The above advice is sound in some ways, especially for new writers, as politics can often overpower a story, and in satire one can lose all sense of character development and plot. But, I don’t think writers should shy away from taking on controversial subjects. In fact, I think it is often the author’s responsibility to bring these issues to light.

Three of my most recent stories have in some way discussed the recent recession and unemployment. At first, I felt hesitant in taking on this issue, but eventually I found myself restless and angry about the current state of affairs. I felt I had to write about this issue, if only to put my mind at ease. In truth, these stories are more personal than political, but in a larger way they address issues that I feel are the undercurrent of today’s news: Are common, everyday men and women being heard? If I hadn’t written these stories, I feel I would still be grappling with them somehow. Instead, I believe I have given voice to my own struggles while also expressing the frustrations of those around me.

Similarly, I have written about bullying, teen suicide, violence, eating disorders, and a number of other issues that are perhaps not always political but ultimately important to address. To me, these issues should not be brushed aside but should be taken on with full force. I believe the characters in these stories are essential, but I think the issues that these stories take on are a driving force.
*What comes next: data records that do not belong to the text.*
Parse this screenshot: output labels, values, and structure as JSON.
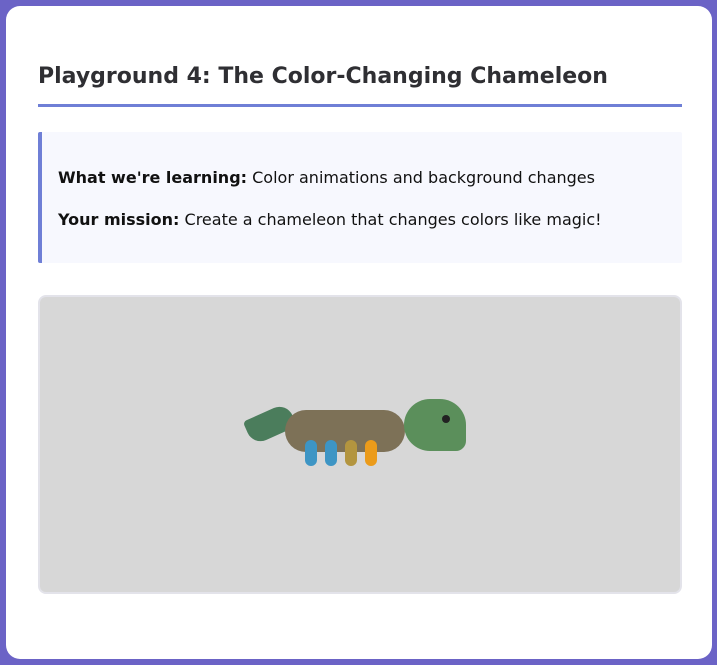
{
  "header": {
    "title": "Playground 4: The Color-Changing Chameleon"
  },
  "info": {
    "learning_label": "What we're learning:",
    "learning_text": " Color animations and background changes",
    "mission_label": "Your mission:",
    "mission_text": " Create a chameleon that changes colors like magic!"
  },
  "stage": {
    "background_color": "#d7d7d7",
    "chameleon": {
      "tail_color": "#4b7d5c",
      "body_color": "#7d7157",
      "head_color": "#5b8f5b",
      "eye_color": "#222222",
      "leg_colors": [
        "#3d95c4",
        "#3d95c4",
        "#b3953f",
        "#eb9b1a"
      ]
    }
  },
  "colors": {
    "page_background": "#6b63c6",
    "accent": "#6f7fd6",
    "info_background": "#f7f8fe"
  }
}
Yes, writing is meant to entertain, but in my mind, the best pieces of writing can also encompass much more than one sentiment. When I first began writing, I was especially inspired by Charles Dickens. He was able to fit so much into his novels. They were not just about political and social injustice; they were also stories about humanity and the individuals who endured difficult circumstances.

I believe writers have the ability to effect change. Even if stories ultimately do not have the desired impact, perhaps they will touch one person or start one conversation. Ultimately, our work should create dialogue and bring up issues that have otherwise been set aside. If we ignore these responsibilities as writers, we will be doing the world, and ourselves, a great injustice.